Currently, the transaction value of the FinTech market in Malaysia has totaled $6,411 million in this year alone. This value is expected to grow further which is expected to eventually translate to a total amount of $12,966 million by the year 2020. There are four divisions of FinTech in Malaysia. These four areas include digital payments, digital finance, digital insurance, and digital investments. Among these, the largest is digital payments which have a total value of $5,018 million. As impressive as the statistical figures provided above may be, China still leads the list of global FinTech providers with a total transaction value of $1,562,408 million.

The FinTech Landscape in Malaysia

It has been a mission of the Malaysian government to reinforce any and all tech innovations in the country and therefore, they have encouraged the development, growth, and use of FinTech for the companies that they regulate. For example, the Bank Negara Malaysia (BNM), has always had the goal of transforming Malaysia into a cashless society. This has seen the payment services sector go through a lot of changes especially with the entry of new non-bank foreign and locally owned businesses. The insurance sector is already seeing some developments taking place in the form of InsureTech and there are expectations that more new FinTech solutions are set to dominate the market.

Some of the latest developments in the FinTech sector include:

  • Some foreign FinTech players have created partnerships in Malaysia with the goal of facilitating payments onshore and cross-border as well. There is more potential for this to continue developing.
  • Local banks have begun to support or adopt FinTech in their businesses. For instance, MayBank, has partnered with Samsung and AliPay to launch MayBank Sandbox which offers developers from anywhere a banking API to make use of existing banking functions.
  • Malaysia launched its Digital Free Trade Zone (DFTZ) back in November 2017 to help SMEs (Small and Medium Enterprises) get into cross-border trading while leveraging technology.

Policy Regulations and Laws Governing FinTech in Malaysia

The BNM has established the Financial Technology Enabler Group (FTEG) which comprises a group of policy experts who work on policy formulation. Most experts have the notion that if the authorities do not create a conducive environment to nurture innovation, the quality, efficiency, and accessibility of financial services will remain compromised. The BNM also launched a FinTech Regulatory Sandbox paper that was aimed at promoting innovation and delivery of financial services by allowing some freedom for products to experiment whether they are viable or not in a live atmosphere.

The Securities Commission (SC) regulates activities such as financial planning, provision of investment advice, stockbroking, and advising on corporate finance under the CMSA (Capital Markets and Securities Act). In 2016, SC introduced a framework that regulated P2P lending which allowed SMEs to access the debt funding avenue.
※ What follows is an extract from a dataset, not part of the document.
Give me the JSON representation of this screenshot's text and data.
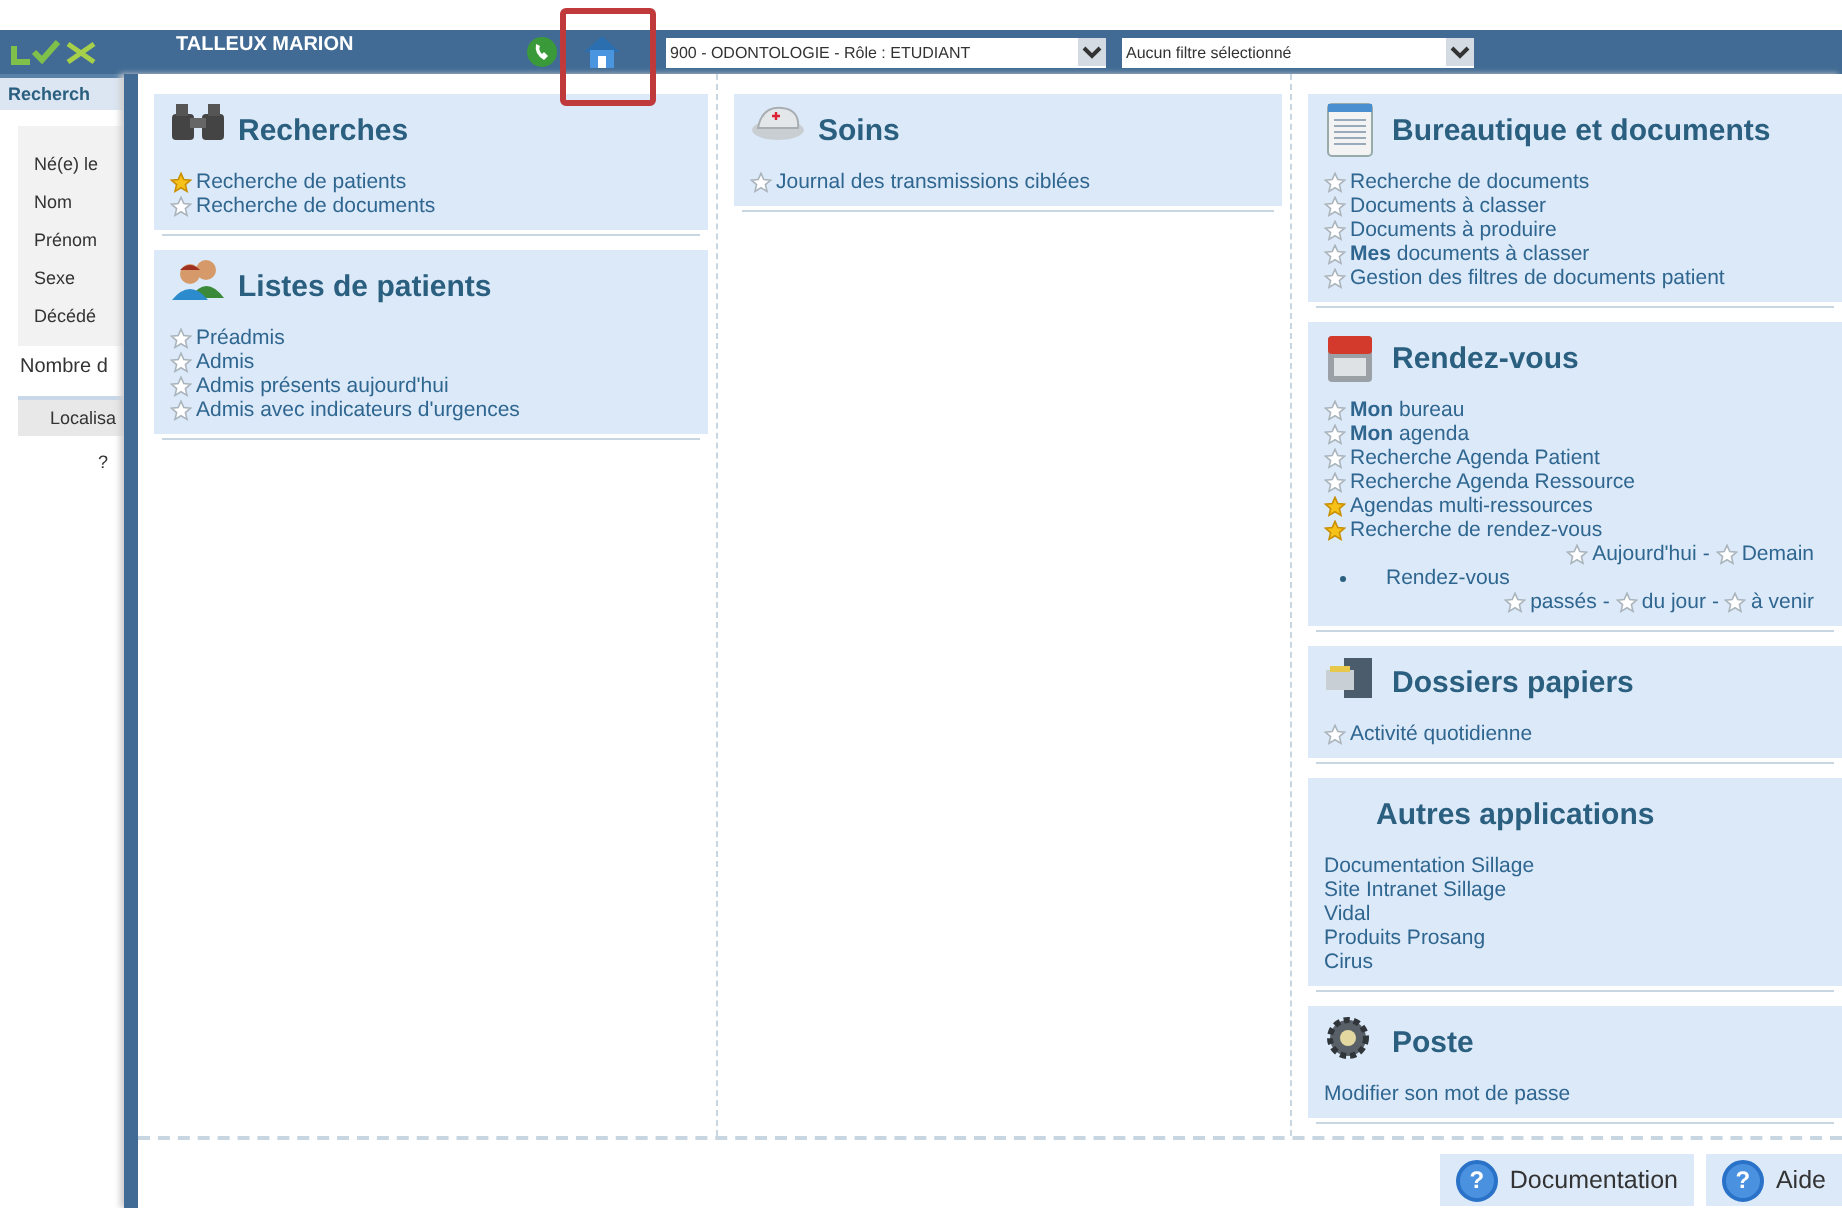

In May 2017, the SC also introduced the Digital Investment Management framework that sets out the licensing and operational requirements for the offering of portfolio services to investors.

Internet Penetration in Malaysia

Internet penetration in the country of Malaysia had last year (2017) increased to 87.1% from a mere 70% in 2015. Also, households that had access to a computer and a mobile phone had risen to 74.15% and 98.1% respectively compared to 67.6% and 97.9% respectively in 2015. The number of individuals above 15 years of age who were using the internet had risen to 80.1% from 71.1% in 2015. Smartphone usage had also increased to 97.7% from 97.5% in 2015. Such data differences show that IT and communications continue to experience rapid growth in Malaysia, thereby creating a foundation for FinTech companies to grow.

Conclusion

The future of FinTech in Malaysia will likely blossom even further. The fact that the Malaysian government supports all endeavors towards a FinTech future shows that Malaysia is headed in the right direction. We’re proud to mention that our founder, Arai Ezzra, is a Malaysian citizen, helping to participate in Malaysia’s fintech fame. Being a FinTech company as well, we encourage you to check out our official DinarCoin website for more information regarding our gold price-backed cryptocurrency, the DinarCoin.